Morningstar, a leading provider of independent investment research, has reported estimated U.S. mutual fund and exchange-traded fund (ETF) asset flows for November 2015. Morningstar estimates net flow for mutual funds by computing the change in assets not explained by the performance of the fund and net flow for ETFs by computing the change in shares outstanding.
The trend of heavy investor allocations to international stocks and passive positions in U.S. equity and taxable-bond funds seems poised to continue. Intermediate-term bond and foreign large blend remained two of the most popular categories in November.
Actively managed U.S. equity funds saw their sixth-worst monthly outflow in November since 1993, when Morningstar began tracking asset flow data.
The high-yield bond category has seen volatile flows over the past few months and landed among the five categories with the greatest outflows in November. The turbulence continued into early December following the announcement from Third Avenue Management that it would liquidate its high-yield bond fund, Third Avenue Focused Credit, without allowing investors to redeem their shares right away.

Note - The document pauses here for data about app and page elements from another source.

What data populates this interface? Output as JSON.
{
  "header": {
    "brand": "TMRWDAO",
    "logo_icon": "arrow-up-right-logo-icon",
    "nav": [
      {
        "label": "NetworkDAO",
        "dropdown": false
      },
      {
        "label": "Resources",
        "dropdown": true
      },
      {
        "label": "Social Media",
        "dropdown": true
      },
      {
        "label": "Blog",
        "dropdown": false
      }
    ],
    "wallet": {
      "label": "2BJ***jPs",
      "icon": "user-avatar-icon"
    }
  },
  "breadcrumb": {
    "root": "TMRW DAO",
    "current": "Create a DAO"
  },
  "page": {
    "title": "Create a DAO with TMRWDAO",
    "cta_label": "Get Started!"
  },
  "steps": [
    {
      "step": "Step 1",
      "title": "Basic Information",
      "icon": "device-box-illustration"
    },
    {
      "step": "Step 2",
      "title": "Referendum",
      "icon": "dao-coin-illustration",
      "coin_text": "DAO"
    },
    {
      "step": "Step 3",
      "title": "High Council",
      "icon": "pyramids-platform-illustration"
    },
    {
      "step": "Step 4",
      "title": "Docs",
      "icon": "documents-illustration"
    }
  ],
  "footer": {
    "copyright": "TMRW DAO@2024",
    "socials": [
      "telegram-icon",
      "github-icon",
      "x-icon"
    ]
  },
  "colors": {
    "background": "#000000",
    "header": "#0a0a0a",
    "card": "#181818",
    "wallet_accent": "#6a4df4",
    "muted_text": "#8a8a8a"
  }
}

Outflows from active funds continued in November for a number of fund companies, including PIMCO, Franklin Templeton, Fidelity, and J.P. Morgan. On the passive side, Vanguard and iShares took in $14.2 billion and $13.0 billion, respectively. Vanguard has collected inflows of $1 trillion since the beginning of the financial crisis in December 2007 and has seen just two months of outflows since then, October 2010 and June 2013.
Each of the five active funds with the highest monthly inflows were fixed-income funds. PIMCO Income, which has a Morningstar Analyst Rating™ of Silver, led the pack with inflows of $1.2 billion, and Bronze-rated T. Rowe Price New Income was a newcomer to the list with inflows of $741 million.